Maulana Fazlullah is firmly in the saddle now and if there were any doubts about the potential of Tehreek-i-Taliban Pakistan to launch new attacks in the aftermath of Hakeemullah Mehsud’s death in a drone strike last November, the spike in the number of attacks has proved all that wrong.
As of Friday, there have been 41 attacks in all throughout Khyber Pakhtunkhwa since January 1 – 41 attacks in 17 days, claiming 24 lives. Peshawar, as usual and as always, tops the chart, incurring the major brunt of the terrorist attacks. There has been no let up.
What is more worrying is that the graph has been going up. Notwithstanding, the brief hiatus and a small decline in terrorist attacks in October and November – partly due to the death of TTP chief Hakeemullah Mehsud – the figures have jumped up from 36 per cent of the year’s total in August to 48 per cent when 2013 came to a close. (Just over 830 attacks were carried out in the year.)
Government and security officials are worried. “There is an upward trajectory,” says a government official. “The graph is going up and up.”
There has been a spike in target killings of policemen, intelligence officials and political figures. In December, there were a total of 10 target killings and there has been no let-up this month.
An internal KP government document warns: “The trend of the last twelve months indicates that the government of Khyber Pakhtunkhwa should expect to deal with an average of 70 incidents.” The forecast, ominously, is true. Peshawar is bad, Charsadda is heating up, Swabi is no good either and the prognosis for Hangu and for Bannu is bad. Attacks in Shangla have ratcheted up too.
Several factors are responsible. One, with Fazlullah at the helm, the TTP is finding its moorings again. The TTP Mohmand is also upping the ante, increasing its activities in Charsadda, Mardan and Peshawar. The number of incidents of extortion and kidnapping for ransom has also registered a steep rise.
The strategy to cut a peace deal with one group to neutralise another in the Khyber tribal region has not played dividends either. In the words of one senior government official, it has backfired.

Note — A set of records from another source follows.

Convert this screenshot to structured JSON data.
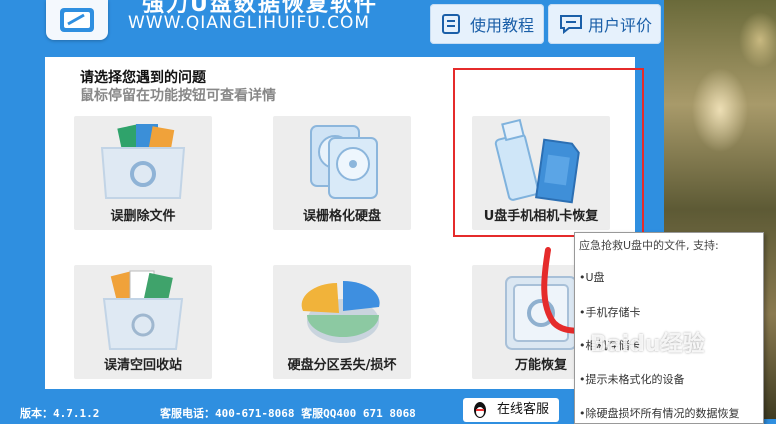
{
  "app": {
    "title": "强力U盘数据恢复软件",
    "url": "WWW.QIANGLIHUIFU.COM"
  },
  "toolbar": {
    "tutorial_label": "使用教程",
    "review_label": "用户评价"
  },
  "panel": {
    "heading": "请选择您遇到的问题",
    "subheading": "鼠标停留在功能按钮可查看详情",
    "tiles": [
      {
        "label": "误删除文件",
        "icon": "deleted-files-icon"
      },
      {
        "label": "误栅格化硬盘",
        "icon": "formatted-disk-icon"
      },
      {
        "label": "U盘手机相机卡恢复",
        "icon": "usb-sdcard-icon"
      },
      {
        "label": "误清空回收站",
        "icon": "recycle-bin-icon"
      },
      {
        "label": "硬盘分区丢失/损坏",
        "icon": "partition-pie-icon"
      },
      {
        "label": "万能恢复",
        "icon": "safe-box-icon"
      }
    ]
  },
  "status": {
    "version": "版本：4.7.1.2",
    "phone": "客服电话：400-671-8068 客服QQ400 671 8068"
  },
  "service_button": {
    "label": "在线客服",
    "icon": "qq-penguin-icon"
  },
  "tooltip": {
    "title": "应急抢救U盘中的文件, 支持:",
    "items": [
      "•U盘",
      "•手机存储卡",
      "•相机存储卡",
      "•提示未格式化的设备",
      "•除硬盘损坏所有情况的数据恢复"
    ]
  },
  "watermark": "Baidu经验",
  "colors": {
    "accent": "#2f8fe0",
    "highlight": "#e52b2b",
    "button_bg": "#e6f1fc"
  }
}
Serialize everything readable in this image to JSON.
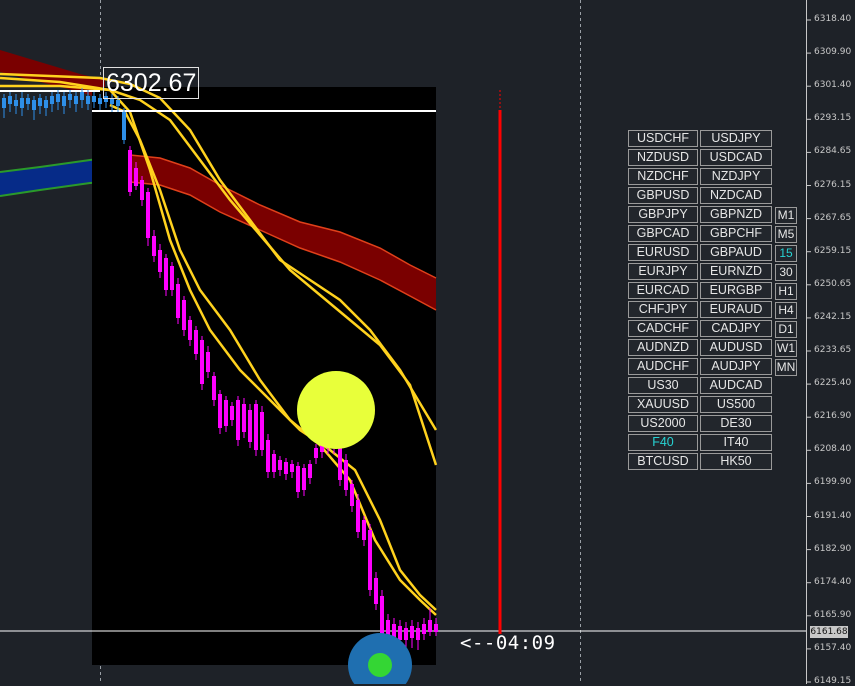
{
  "price_axis": {
    "ticks": [
      "6318.40",
      "6309.90",
      "6301.40",
      "6293.15",
      "6284.65",
      "6276.15",
      "6267.65",
      "6259.15",
      "6250.65",
      "6242.15",
      "6233.65",
      "6225.40",
      "6216.90",
      "6208.40",
      "6199.90",
      "6191.40",
      "6182.90",
      "6174.40",
      "6165.90",
      "6157.40",
      "6149.15"
    ],
    "current_price": "6161.68"
  },
  "price_label": "6302.67",
  "countdown": "<--04:09",
  "symbols": [
    [
      "USDCHF",
      "USDJPY"
    ],
    [
      "NZDUSD",
      "USDCAD"
    ],
    [
      "NZDCHF",
      "NZDJPY"
    ],
    [
      "GBPUSD",
      "NZDCAD"
    ],
    [
      "GBPJPY",
      "GBPNZD"
    ],
    [
      "GBPCAD",
      "GBPCHF"
    ],
    [
      "EURUSD",
      "GBPAUD"
    ],
    [
      "EURJPY",
      "EURNZD"
    ],
    [
      "EURCAD",
      "EURGBP"
    ],
    [
      "CHFJPY",
      "EURAUD"
    ],
    [
      "CADCHF",
      "CADJPY"
    ],
    [
      "AUDNZD",
      "AUDUSD"
    ],
    [
      "AUDCHF",
      "AUDJPY"
    ],
    [
      "US30",
      "AUDCAD"
    ],
    [
      "XAUUSD",
      "US500"
    ],
    [
      "US2000",
      "DE30"
    ],
    [
      "F40",
      "IT40"
    ],
    [
      "BTCUSD",
      "HK50"
    ]
  ],
  "highlighted_symbol": "F40",
  "timeframes": [
    "M1",
    "M5",
    "15",
    "30",
    "H1",
    "H4",
    "D1",
    "W1",
    "MN"
  ],
  "active_timeframe": "15",
  "colors": {
    "background": "#1e2228",
    "panel": "#000000",
    "bear_candle": "#ff00ff",
    "bull_candle": "#2e8fe8",
    "yellow_band": "#ffd21e",
    "red_band": "#7a0000",
    "blue_band": "#062b88",
    "timer_line": "#ff0000",
    "signal_circle": "#e8ff3a",
    "accent": "#27d3d3"
  }
}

Rumours and speculations of an impending military action in North Waziristan have caused the relocation of a large number of militants from their stronghold to Orakzai, which has increased pressure on the Frontier Region and Hangu.

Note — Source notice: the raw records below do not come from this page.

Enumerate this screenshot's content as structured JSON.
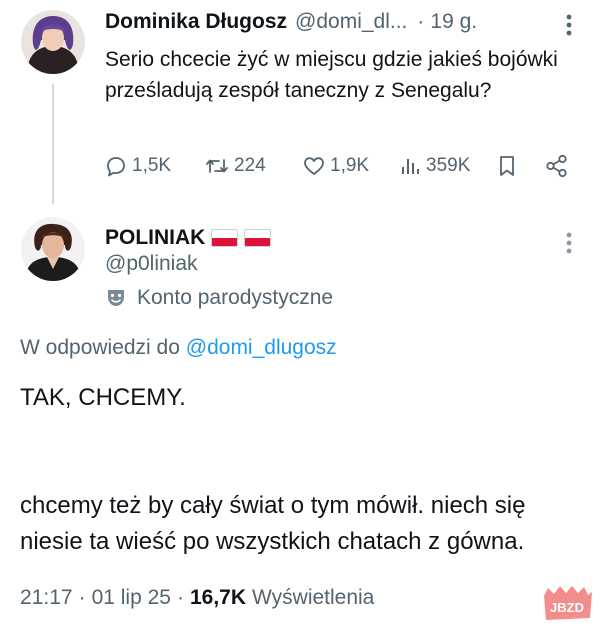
{
  "parent_tweet": {
    "name": "Dominika Długosz",
    "handle": "@domi_dl...",
    "dot": "·",
    "time": "19 g.",
    "text": "Serio chcecie żyć w miejscu gdzie jakieś bojówki prześladują zespół taneczny z Senegalu?",
    "replies": "1,5K",
    "retweets": "224",
    "likes": "1,9K",
    "views": "359K"
  },
  "reply_tweet": {
    "name": "POLINIAK",
    "flag_icon": "poland-flag-icon",
    "handle": "@p0liniak",
    "parody_label": "Konto parodystyczne",
    "reply_prefix": "W odpowiedzi do",
    "reply_to": "@domi_dlugosz",
    "text_line_1": "TAK, CHCEMY.",
    "text_line_2": "chcemy też by cały świat o tym mówił. niech się niesie ta wieść po wszystkich chatach z gówna.",
    "time": "21:17",
    "date": "01 lip 25",
    "views_count": "16,7K",
    "views_label": "Wyświetlenia",
    "sep": "·"
  },
  "watermark": {
    "text": "JBZD",
    "color": "#e8302d"
  },
  "colors": {
    "text": "#0f1419",
    "secondary": "#536471",
    "link": "#1d9bf0",
    "thread_line": "#cfd9de"
  }
}
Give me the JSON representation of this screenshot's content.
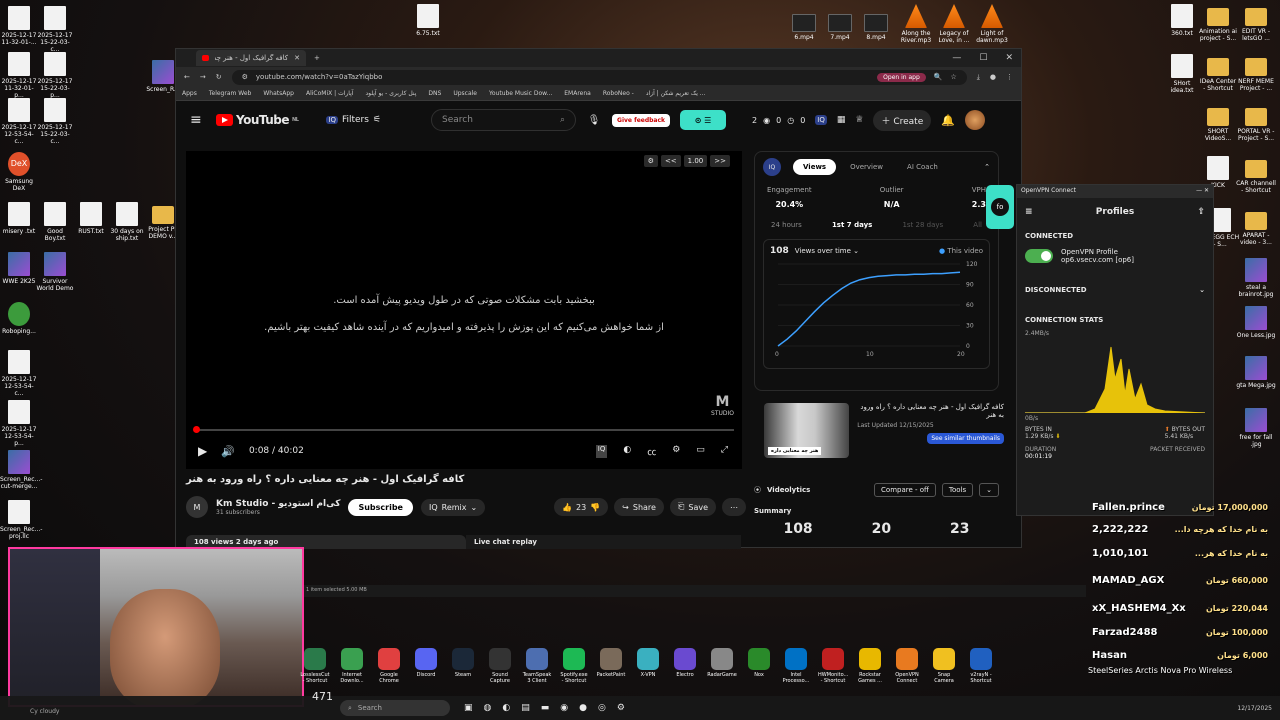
{
  "desktop": {
    "left_icons": [
      {
        "label": "2025-12-17 11-32-01-...",
        "type": "file"
      },
      {
        "label": "2025-12-17 15-22-03-c...",
        "type": "file"
      },
      {
        "label": "2025-12-17 11-32-01-p...",
        "type": "file"
      },
      {
        "label": "2025-12-17 15-22-03-p...",
        "type": "file"
      },
      {
        "label": "2025-12-17 12-53-54-c...",
        "type": "file"
      },
      {
        "label": "2025-12-17 15-22-03-c...",
        "type": "file"
      },
      {
        "label": "Samsung DeX",
        "type": "dex"
      },
      {
        "label": "misery .txt",
        "type": "file"
      },
      {
        "label": "Good Boy.txt",
        "type": "file"
      },
      {
        "label": "RUST.txt",
        "type": "file"
      },
      {
        "label": "30 days on ship.txt",
        "type": "file"
      },
      {
        "label": "Project PL DEMO v...",
        "type": "folder"
      },
      {
        "label": "WWE 2K25",
        "type": "img"
      },
      {
        "label": "Survivor World Demo",
        "type": "img"
      },
      {
        "label": "Roboping...",
        "type": "rob"
      },
      {
        "label": "2025-12-17 12-53-54-c...",
        "type": "file"
      },
      {
        "label": "2025-12-17 12-53-54-p...",
        "type": "file"
      },
      {
        "label": "Screen_Rec...-cut-merge...",
        "type": "img"
      },
      {
        "label": "Screen_Rec...-proj.llc",
        "type": "file"
      },
      {
        "label": "Screen_R...",
        "type": "img"
      }
    ],
    "top_icons": [
      {
        "label": "6.75.txt",
        "type": "file"
      },
      {
        "label": "6.mp4",
        "type": "vid"
      },
      {
        "label": "7.mp4",
        "type": "vid"
      },
      {
        "label": "8.mp4",
        "type": "vid"
      },
      {
        "label": "Along the River.mp3",
        "type": "vlc"
      },
      {
        "label": "Legacy of Love, in ...",
        "type": "vlc"
      },
      {
        "label": "Light of dawn.mp3",
        "type": "vlc"
      }
    ],
    "right_icons": [
      {
        "label": "360.txt",
        "type": "file"
      },
      {
        "label": "Animation ai project - S...",
        "type": "folder"
      },
      {
        "label": "EDIT VR - letsGO ...",
        "type": "folder"
      },
      {
        "label": "SHort idea.txt",
        "type": "file"
      },
      {
        "label": "IDeA Center - Shortcut",
        "type": "folder"
      },
      {
        "label": "NERF MEME Project - ...",
        "type": "folder"
      },
      {
        "label": "SHORT VideoS...",
        "type": "folder"
      },
      {
        "label": "PORTAL VR - Project - S...",
        "type": "folder"
      },
      {
        "label": "KICK",
        "type": "file"
      },
      {
        "label": "CAR channell - Shortcut",
        "type": "folder"
      },
      {
        "label": "DC EGG ECH - S...",
        "type": "file"
      },
      {
        "label": "APARAT - video - 3...",
        "type": "folder"
      },
      {
        "label": "steal a brainrot.jpg",
        "type": "img"
      },
      {
        "label": "One Less.jpg",
        "type": "img"
      },
      {
        "label": "gta Mega.jpg",
        "type": "img"
      },
      {
        "label": "free for fall .jpg",
        "type": "img"
      }
    ]
  },
  "browser": {
    "tab_title": "کافه گرافیک اول - هنر چه م...",
    "url": "youtube.com/watch?v=0aTazYiqbbo",
    "open_in_app": "Open in app",
    "bookmarks": [
      "Apps",
      "Telegram Web",
      "WhatsApp",
      "AliCoMiX | آپارات",
      "پنل کاربری - یو آپلود",
      "DNS",
      "Upscale",
      "Youtube Music Dow...",
      "EMArena",
      "RoboNeo -",
      "یک تعریم شکن | آزاد ..."
    ]
  },
  "youtube": {
    "logo": "YouTube",
    "logo_sup": "NL",
    "filters_label": "Filters",
    "search_placeholder": "Search",
    "feedback_label": "Give feedback",
    "stats": [
      "2",
      "0",
      "0"
    ],
    "create_label": "Create",
    "subtitle_line1": "ببخشید بابت مشکلات صوتی که در طول ویدیو پیش آمده است.",
    "subtitle_line2": "از شما خواهش می‌کنیم که این پوزش را پذیرفته و امیدواریم که در آینده شاهد کیفیت بهتر باشیم.",
    "speed": "1.00",
    "time": "0:08 / 40:02",
    "progress": 0.003,
    "studio_label": "STUDIO",
    "video_title": "کافه گرافیک اول - هنر چه معنایی داره ؟ راه ورود به هنر",
    "channel_name": "Km Studio - کی‌ام استودیو",
    "subscribers": "31 subscribers",
    "subscribe_label": "Subscribe",
    "remix_label": "Remix",
    "likes": "23",
    "share_label": "Share",
    "save_label": "Save",
    "desc_meta": "108 views  2 days ago",
    "live_chat": "Live chat replay"
  },
  "views_panel": {
    "tabs": [
      "Views",
      "Overview",
      "AI Coach"
    ],
    "metrics": [
      {
        "label": "Engagement",
        "value": "20.4%"
      },
      {
        "label": "Outlier",
        "value": "N/A"
      },
      {
        "label": "VPH",
        "value": "2.3"
      }
    ],
    "ranges": [
      "24 hours",
      "1st 7 days",
      "1st 28 days",
      "All"
    ],
    "total": "108",
    "dropdown": "Views over time",
    "legend": "This video",
    "chart_data": {
      "type": "line",
      "x": [
        0,
        1,
        2,
        3,
        4,
        5,
        6,
        7,
        8,
        9,
        10,
        11,
        12,
        13,
        14,
        15,
        16,
        17,
        18,
        19,
        20
      ],
      "series": [
        {
          "name": "This video",
          "values": [
            0,
            10,
            22,
            36,
            50,
            63,
            74,
            84,
            92,
            97,
            100,
            102,
            103,
            104,
            104,
            105,
            105,
            106,
            106,
            107,
            108
          ]
        }
      ],
      "xticks": [
        "0",
        "10",
        "20"
      ],
      "yticks": [
        "0",
        "30",
        "60",
        "90",
        "120"
      ],
      "ylim": [
        0,
        120
      ],
      "xlim": [
        0,
        20
      ]
    }
  },
  "thumb_card": {
    "title": "کافه گرافیک اول - هنر چه معنایی داره ؟ راه ورود به هنر",
    "updated": "Last Updated 12/15/2025",
    "thumb_text": "هنر چه معنایی داره",
    "similar": "See similar thumbnails"
  },
  "videolytics": {
    "name": "Videolytics",
    "compare": "Compare - off",
    "tools": "Tools",
    "summary": "Summary",
    "nums": [
      "108",
      "20",
      "23"
    ]
  },
  "vpn": {
    "window_title": "OpenVPN Connect",
    "title": "Profiles",
    "connected": "CONNECTED",
    "profile_name": "OpenVPN Profile",
    "profile_host": "op6.vsecv.com [op6]",
    "disconnected": "DISCONNECTED",
    "conn_stats": "CONNECTION STATS",
    "rate_top": "2.4MB/s",
    "rate_bottom": "0B/s",
    "bytes_in_label": "BYTES IN",
    "bytes_in": "1.29 KB/s",
    "bytes_out_label": "BYTES OUT",
    "bytes_out": "5.41 KB/s",
    "duration_label": "DURATION",
    "duration": "00:01:19",
    "packet_label": "PACKET RECEIVED"
  },
  "donations": [
    {
      "name": "Fallen.prince",
      "amount": "17,000,000 تومان"
    },
    {
      "name": "2,222,222",
      "amount": "به نام خدا که هرچه دا..."
    },
    {
      "name": "1,010,101",
      "amount": "به نام خدا که هر..."
    },
    {
      "name": "MAMAD_AGX",
      "amount": "660,000 تومان"
    },
    {
      "name": "xX_HASHEM4_Xx",
      "amount": "220,044 تومان"
    },
    {
      "name": "Farzad2488",
      "amount": "100,000 تومان"
    },
    {
      "name": "Hasan",
      "amount": "6,000 تومان"
    }
  ],
  "headset": "SteelSeries Arctis Nova Pro Wireless",
  "explorer_status": "1 item selected  5.00 MB",
  "taskbar_apps": [
    "LosslessCut - Shortcut",
    "Internet Downlo...",
    "Google Chrome",
    "Discord",
    "Steam",
    "Sound Capture",
    "TeamSpeak 3 Client",
    "Spotify.exe - Shortcut",
    "PacketPaint",
    "X-VPN",
    "Electro",
    "RadarGame",
    "Nox",
    "Intel Processo...",
    "HWMonito... - Shortcut",
    "Rockstar Games ...",
    "OpenVPN Connect",
    "Snap Camera",
    "v2rayN - Shortcut"
  ],
  "taskbar_search": "Search",
  "taskbar_num": "471",
  "tray_date": "12/17/2025",
  "cursor_note": "Cy cloudy"
}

But while the TTP or for that matter several other independent groups have not indicated their willingness to engage in peace negotiations, the PTI government in KP and the PML-N government’s support for peace overtures have not had any impact on the overall security situation either.

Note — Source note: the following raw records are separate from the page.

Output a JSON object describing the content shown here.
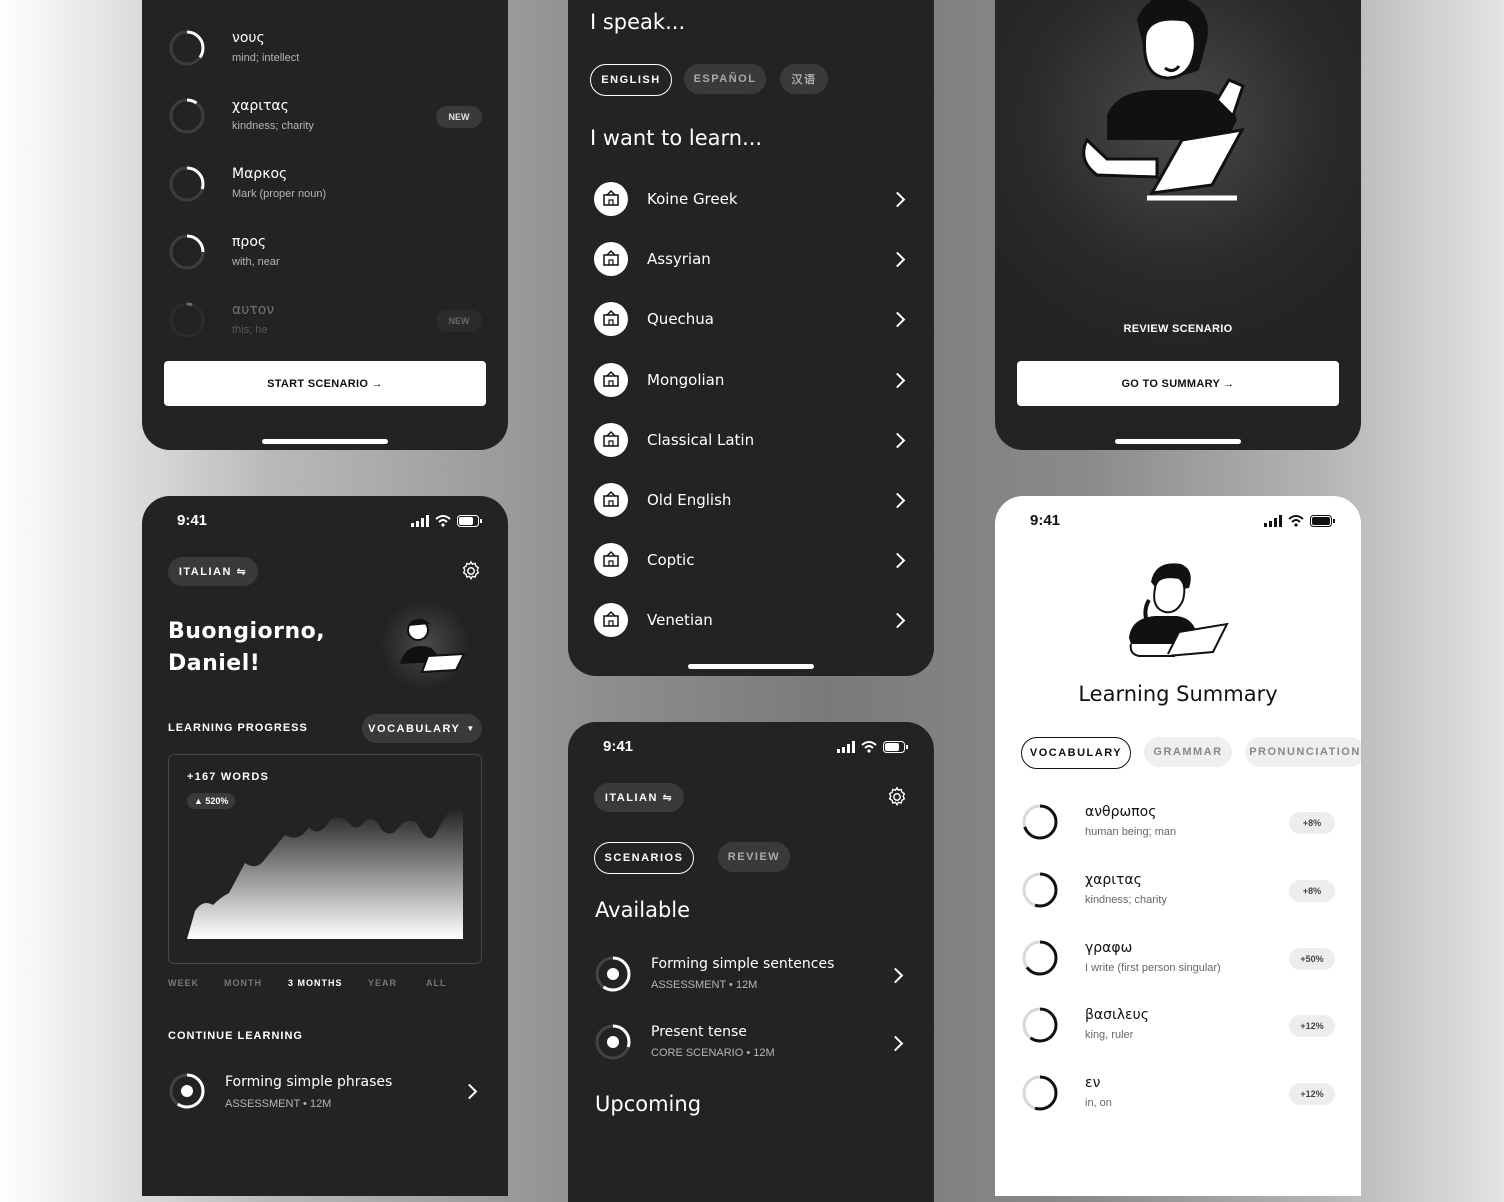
{
  "colors": {
    "phone_dark": "#232323",
    "accent_white": "#ffffff",
    "muted": "#b5b5b5"
  },
  "vocab_list": {
    "items": [
      {
        "word": "νους",
        "def": "mind; intellect",
        "progress": 0.35,
        "badge": ""
      },
      {
        "word": "χαριτας",
        "def": "kindness; charity",
        "progress": 0.1,
        "badge": "NEW"
      },
      {
        "word": "Μαρκος",
        "def": "Mark (proper noun)",
        "progress": 0.3,
        "badge": ""
      },
      {
        "word": "προς",
        "def": "with, near",
        "progress": 0.25,
        "badge": ""
      },
      {
        "word": "αυτον",
        "def": "this; he",
        "progress": 0.05,
        "badge": "NEW"
      }
    ],
    "start_button": "START SCENARIO →"
  },
  "language_select": {
    "speak_title": "I speak...",
    "speak_options": [
      "ENGLISH",
      "ESPAÑOL",
      "汉语"
    ],
    "learn_title": "I want to learn...",
    "languages": [
      {
        "name": "Koine Greek",
        "icon": "greek-pattern-icon"
      },
      {
        "name": "Assyrian",
        "icon": "ziggurat-icon"
      },
      {
        "name": "Quechua",
        "icon": "machu-picchu-icon"
      },
      {
        "name": "Mongolian",
        "icon": "yurt-icon"
      },
      {
        "name": "Classical Latin",
        "icon": "colosseum-icon"
      },
      {
        "name": "Old English",
        "icon": "castle-icon"
      },
      {
        "name": "Coptic",
        "icon": "church-icon"
      },
      {
        "name": "Venetian",
        "icon": "gondola-icon"
      }
    ]
  },
  "review": {
    "label": "REVIEW SCENARIO",
    "button": "GO TO SUMMARY →"
  },
  "home": {
    "time": "9:41",
    "language_pill": "ITALIAN ⇋",
    "greeting": "Buongiorno, Daniel!",
    "progress_label": "LEARNING PROGRESS",
    "dropdown": "VOCABULARY",
    "words": "+167 WORDS",
    "delta": "▲ 520%",
    "periods": [
      "WEEK",
      "MONTH",
      "3 MONTHS",
      "YEAR",
      "ALL"
    ],
    "selected_period": "3 MONTHS",
    "continue_label": "CONTINUE LEARNING",
    "continue_item": {
      "title": "Forming simple phrases",
      "sub": "ASSESSMENT • 12M"
    }
  },
  "scenarios": {
    "time": "9:41",
    "language_pill": "ITALIAN ⇋",
    "tabs": [
      "SCENARIOS",
      "REVIEW"
    ],
    "available_title": "Available",
    "items": [
      {
        "title": "Forming simple sentences",
        "sub": "ASSESSMENT • 12M",
        "progress": 0.6
      },
      {
        "title": "Present tense",
        "sub": "CORE SCENARIO • 12M",
        "progress": 0.3
      }
    ],
    "upcoming_title": "Upcoming"
  },
  "summary": {
    "time": "9:41",
    "title": "Learning Summary",
    "tabs": [
      "VOCABULARY",
      "GRAMMAR",
      "PRONUNCIATION"
    ],
    "items": [
      {
        "word": "ανθρωπος",
        "def": "human being; man",
        "badge": "+8%",
        "progress": 0.7
      },
      {
        "word": "χαριτας",
        "def": "kindness; charity",
        "badge": "+8%",
        "progress": 0.55
      },
      {
        "word": "γραφω",
        "def": "I write (first person singular)",
        "badge": "+50%",
        "progress": 0.65
      },
      {
        "word": "βασιλευς",
        "def": "king, ruler",
        "badge": "+12%",
        "progress": 0.6
      },
      {
        "word": "εν",
        "def": "in, on",
        "badge": "+12%",
        "progress": 0.55
      }
    ]
  }
}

Militants have not ceased their attacks in KP, despite PTI not owning the war, opposing drone strikes and blocking Nato supplies. The provincial government is at a dead end.
The federal government also seems confused. There has not been any real effort to engage the militants. It is clueless.
From the botched effort to send a team of negotiators to North Waziristan in November, to tasking Maulana Samiul Haq with approaching the Taliban, to Prime Minister Nawaz Sharif’s latest statement offering to co-opt Imran Khan, Fazlur Rehman, Samiul Haq, Prof Munawwar Hassan and for that matter “anybody who can be of help” to assist with the peace process, the random moves betray the government’s lack of seriousness.
So, who is Interior Minister Chaudhry Nisar Ali Khan talking to? And who are the interlocutors? It transpires that a team of religious clerics led by a senator from South Waziristan has been engaged to talk peace with a militant group in the tribal region.
The group has sway in one particular area and it does not represent the TTP. How this will influence the remaining motley crowd of militant groups, particularly their chief patron in the TTP, to embrace peace is a million dollar question. As one senior government official acknowledges, “There is confusion all around.”
Somehow, Imran Khan’s public view of Pakistan’s so-called war on terror is not in sync with the administration in KP. Grudgingly they may have lapped up their party leader’s words but in meetings with the federal government to devise a counter-terrorism strategy, not surprisingly, the government continues to own the war. And Dawn has proof.
Not surprisingly therefore, peace with militants has become an unwanted baby, being passed between Imran Khan and Nawaz Sharif as neither is willing to own it. Now there is a call for yet another All Parties Conference. Militants are continuing the attacks and people are continuing to die. There is no let-up.